Created on October 1st 1996 from the old Rivers State, it’s bounded to the east by Rivers State and west by Delta State, the beautiful waters of the Atlantic Ocean dominates its southern borders.

It has the longest coastline in the West African sub-region making the State a tourists destination.

Bayelsa State consists of 8 Local Government Areas:

  • Brass
  • Ekeremor
  • Kolokuma/Opokuma
  • Nembe
  • Ogbia
  • Sagbama
  • Southern Ijaw
  • Yenagoa

The name  Bayelsa is derived from a combination of acronyms of three Local Government Areas within its confines: Brass LGA (BALGA), Yenagoa LGA (YELGA), and Sagbama LGA (SALGA). The state is made up of 8 Local Government Areas; they are Ekeremor, Kolokuma Opokuma, Yenagoa, Nembe, Ogbia, Sagbama, Brass and Southern Ijaw.

The beautiful city of Yenagoa serves as the Capital City which plays host to most of the Government and private institutions.

Bayelsa State House of Assembly, Yenegoa

The four main languages spoken are Izon, Nembe, Ogbia and Epie-Atissa. Like the rest of Nigeria, English is the official language.

Bayelsa State has one of the largest crude oil and natural gas deposits in Nigeria. Bayelsa is often described as the cradle of Ijaw culture and tradition because of its rich culture and tradition that dates back to so many centuries.

Fishing is the major occupation of Bayelsa people because of the abundant creeks, lagoons, rivers and swamps within which commercial fishing is practiced. Over 200 species of fish can be found in the waters within and around the state. Fish oil extraction is a common economic activity throughout all the LGAs of the state, and the coastal areas abound in sea foods such as fish, oysters, crabs, lobsters, periwinkle et cetera. There are also sea animals such as Hippopotamus, manatee, crocodile etc. in the seas, rivers and streams that crisscross the state.

Food crops grown in the state include yam, cocoyam, banana, pineapple and plantain. Cash crops grown in the state include coconut, pears, oil palm and raffia palm. The potentialities for the development of these crops to feed local industries are very good. Technologies are being developed to reclaim land from mangrove swamps in order to cultivate food, especially lowland rice and the cash crops identified above on a large, commercial scale.

Location: Bayelsa is geographically located approximately within Latitude 4°15 North at the Southern part & 5°23 North at the Northern limit and Longitude 5°22 East at the Western part & 6°45 East at the actual Eastern limit. It is bordered by Delta State to the West, Rivers State to the East, the Atlantic Ocean to the South and both Rivers and Delta States to the North.

Geology: Domiciled within the lower delta plain believed to have been formed during the Holocene of the quaternary period by the accumulation of sedimentary deposits. The major geological characteristic of the state is sedimentary alluvium.

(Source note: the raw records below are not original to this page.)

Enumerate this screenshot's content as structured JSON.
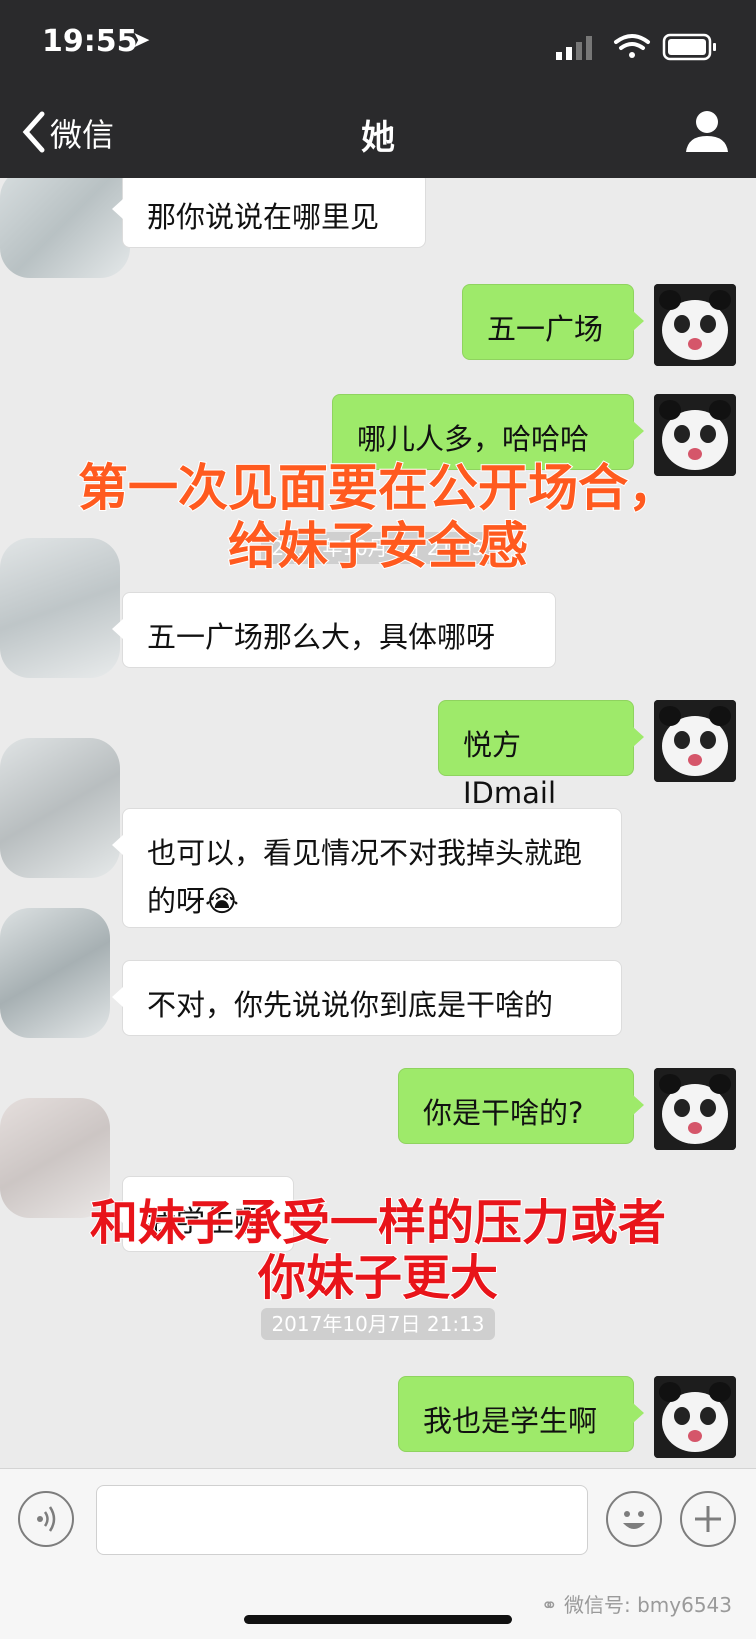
{
  "status_bar": {
    "time": "19:55",
    "location_icon": "location-arrow-icon",
    "signal_icon": "cellular-signal-icon",
    "wifi_icon": "wifi-icon",
    "battery_icon": "battery-icon"
  },
  "nav": {
    "back_label": "微信",
    "back_icon": "chevron-left-icon",
    "title": "她",
    "profile_icon": "person-icon"
  },
  "messages": [
    {
      "side": "in",
      "text": "那你说说在哪里见"
    },
    {
      "side": "out",
      "text": "五一广场"
    },
    {
      "side": "out",
      "text": "哪儿人多，哈哈哈"
    },
    {
      "side": "in",
      "text": "五一广场那么大，具体哪呀"
    },
    {
      "side": "out",
      "text": "悦方IDmail"
    },
    {
      "side": "in",
      "text": "也可以，看见情况不对我掉头就跑的呀",
      "emoji": "😭"
    },
    {
      "side": "in",
      "text": "不对，你先说说你到底是干啥的"
    },
    {
      "side": "out",
      "text": "你是干啥的?"
    },
    {
      "side": "in",
      "text": "我学生啊"
    },
    {
      "side": "out",
      "text": "我也是学生啊"
    }
  ],
  "timestamps": [
    "2017年10月7日 21:05",
    "2017年10月7日 21:13"
  ],
  "captions": {
    "first": [
      "第一次见面要在公开场合，",
      "给妹子安全感"
    ],
    "second": [
      "和妹子承受一样的压力或者",
      "你妹子更大"
    ]
  },
  "input_bar": {
    "voice_icon": "voice-icon",
    "emoji_icon": "emoji-icon",
    "add_icon": "plus-icon",
    "watermark": "微信号: bmy6543"
  },
  "colors": {
    "header_bg": "#2a2a2c",
    "chat_bg": "#ebebeb",
    "outgoing_bubble": "#9eea6a",
    "incoming_bubble": "#ffffff",
    "caption_orange": "#ff5a1f",
    "caption_red": "#e8141a"
  }
}
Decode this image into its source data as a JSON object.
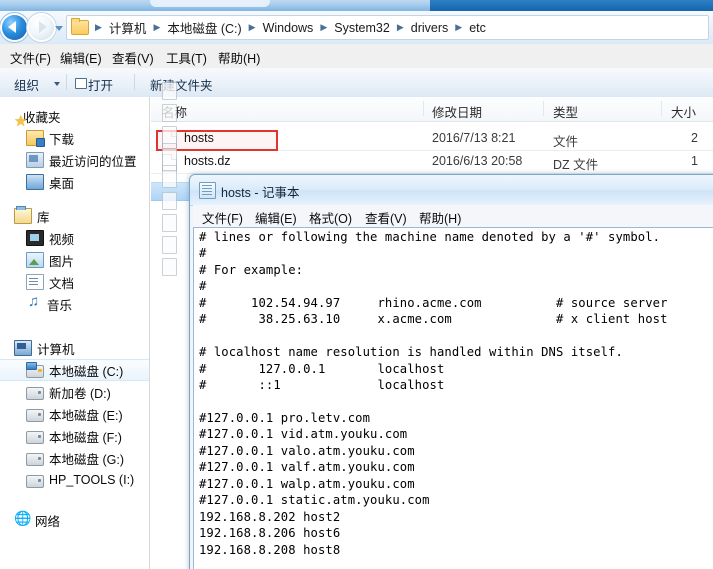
{
  "window": {
    "addressbar": {
      "back_tooltip": "后退",
      "forward_tooltip": "前进",
      "breadcrumbs": [
        "计算机",
        "本地磁盘 (C:)",
        "Windows",
        "System32",
        "drivers",
        "etc"
      ]
    },
    "menubar": [
      "文件(F)",
      "编辑(E)",
      "查看(V)",
      "工具(T)",
      "帮助(H)"
    ],
    "commandbar": {
      "organize": "组织",
      "open": "打开",
      "new_folder": "新建文件夹"
    }
  },
  "navpane": {
    "groups": [
      {
        "header": "收藏夹",
        "icon": "star-icon",
        "items": [
          {
            "label": "下载",
            "icon": "downloads-icon"
          },
          {
            "label": "最近访问的位置",
            "icon": "recent-places-icon"
          },
          {
            "label": "桌面",
            "icon": "desktop-icon"
          }
        ]
      },
      {
        "header": "库",
        "icon": "library-icon",
        "items": [
          {
            "label": "视频",
            "icon": "video-icon"
          },
          {
            "label": "图片",
            "icon": "pictures-icon"
          },
          {
            "label": "文档",
            "icon": "documents-icon"
          },
          {
            "label": "音乐",
            "icon": "music-icon"
          }
        ]
      },
      {
        "header": "计算机",
        "icon": "computer-icon",
        "items": [
          {
            "label": "本地磁盘 (C:)",
            "icon": "system-drive-icon",
            "selected": true
          },
          {
            "label": "新加卷 (D:)",
            "icon": "drive-icon"
          },
          {
            "label": "本地磁盘 (E:)",
            "icon": "drive-icon"
          },
          {
            "label": "本地磁盘 (F:)",
            "icon": "drive-icon"
          },
          {
            "label": "本地磁盘 (G:)",
            "icon": "drive-icon"
          },
          {
            "label": "HP_TOOLS (I:)",
            "icon": "drive-icon"
          }
        ]
      },
      {
        "header": "网络",
        "icon": "network-icon",
        "items": []
      }
    ]
  },
  "filelist": {
    "columns": [
      "名称",
      "修改日期",
      "类型",
      "大小"
    ],
    "rows": [
      {
        "name": "hosts",
        "date": "2016/7/13 8:21",
        "type": "文件",
        "size": "2"
      },
      {
        "name": "hosts.dz",
        "date": "2016/6/13 20:58",
        "type": "DZ 文件",
        "size": "1"
      }
    ],
    "annotation": {
      "shape": "rectangle",
      "color": "#e0342f",
      "target": "hosts"
    }
  },
  "notepad": {
    "title": "hosts - 记事本",
    "menubar": [
      "文件(F)",
      "编辑(E)",
      "格式(O)",
      "查看(V)",
      "帮助(H)"
    ],
    "content": "# lines or following the machine name denoted by a '#' symbol.\n#\n# For example:\n#\n#      102.54.94.97     rhino.acme.com          # source server\n#       38.25.63.10     x.acme.com              # x client host\n\n# localhost name resolution is handled within DNS itself.\n#       127.0.0.1       localhost\n#       ::1             localhost\n\n#127.0.0.1 pro.letv.com\n#127.0.0.1 vid.atm.youku.com\n#127.0.0.1 valo.atm.youku.com\n#127.0.0.1 valf.atm.youku.com\n#127.0.0.1 walp.atm.youku.com\n#127.0.0.1 static.atm.youku.com\n192.168.8.202 host2\n192.168.8.206 host6\n192.168.8.208 host8\n"
  },
  "colors": {
    "annotation_red": "#e0342f",
    "chrome_blue": "#1565b0",
    "selection_blue": "#aed4f5"
  }
}
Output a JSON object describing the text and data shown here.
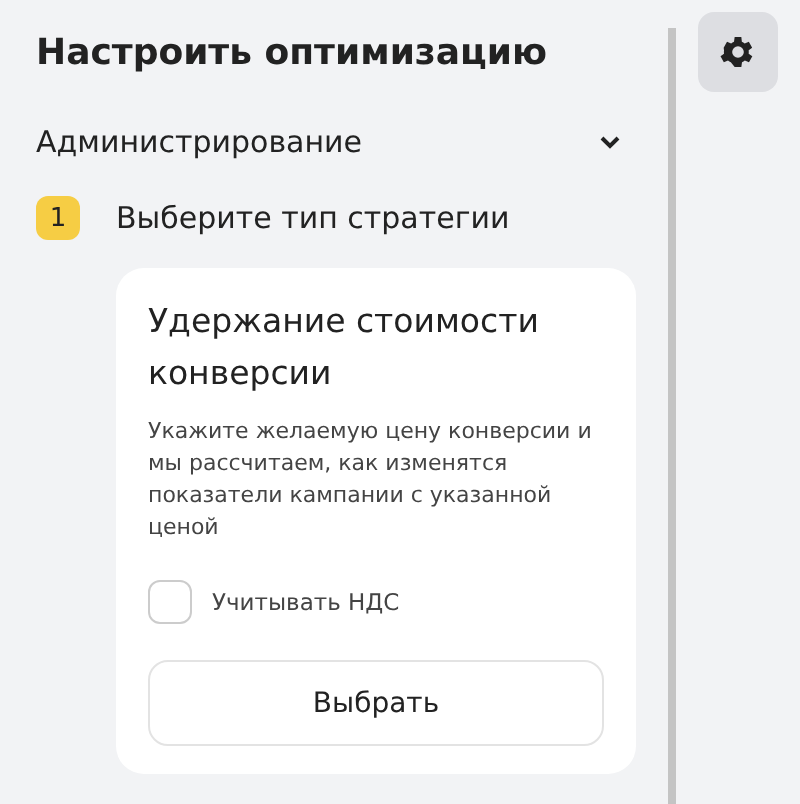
{
  "panel": {
    "title": "Настроить оптимизацию",
    "section": "Администрирование",
    "step": {
      "number": "1",
      "label": "Выберите тип стратегии"
    },
    "card": {
      "title": "Удержание стоимости конверсии",
      "description": "Укажите желаемую цену конверсии и мы рассчитаем, как изменятся показатели кампании с указанной ценой",
      "checkbox": {
        "label": "Учитывать НДС",
        "checked": false
      },
      "button": "Выбрать"
    }
  }
}
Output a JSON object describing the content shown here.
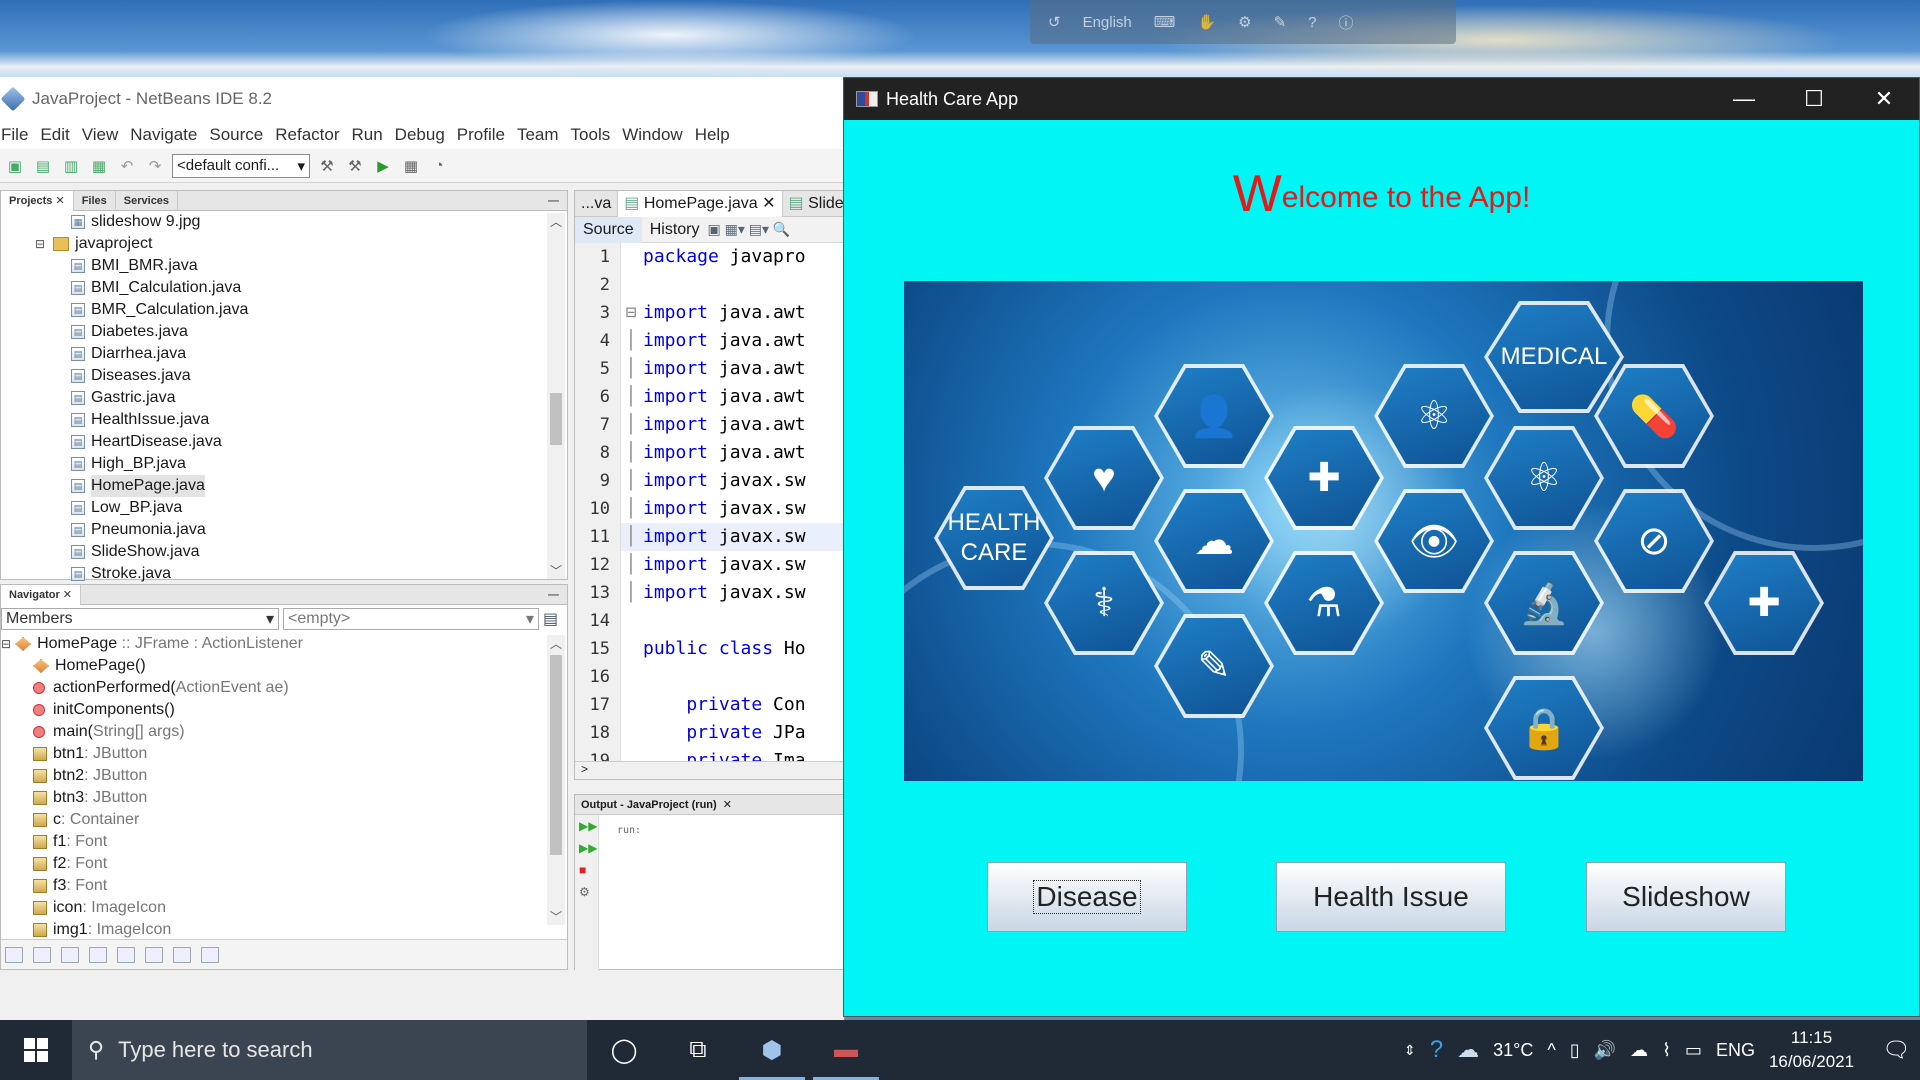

Soils: The major soil types in the state are young and shallow,(inceptisol Aquepts) and acid sulphate soils (Sulphaquepts). There are variations in the soils, some soil types occupy extensive areas whereas others are of limited extent. However, based on physio graphic differences, several soil units could be identified in the state.

Climate and Vegetation: Rainfall in the State varies in quantity from one area to another. The state experiences equatorial type of climate in the southern the most part and tropical rain towards the northern parts. The average monthly temperature is in the range of 25°C to 31°C. The hottest months are December to April.

Minerals: With the largest crude oil reserve in the Niger Delta of Nigeria, the state produces over 40% of the country’s on-shore crude oil and vast quantities of associated gas. It also has large deposits of clay.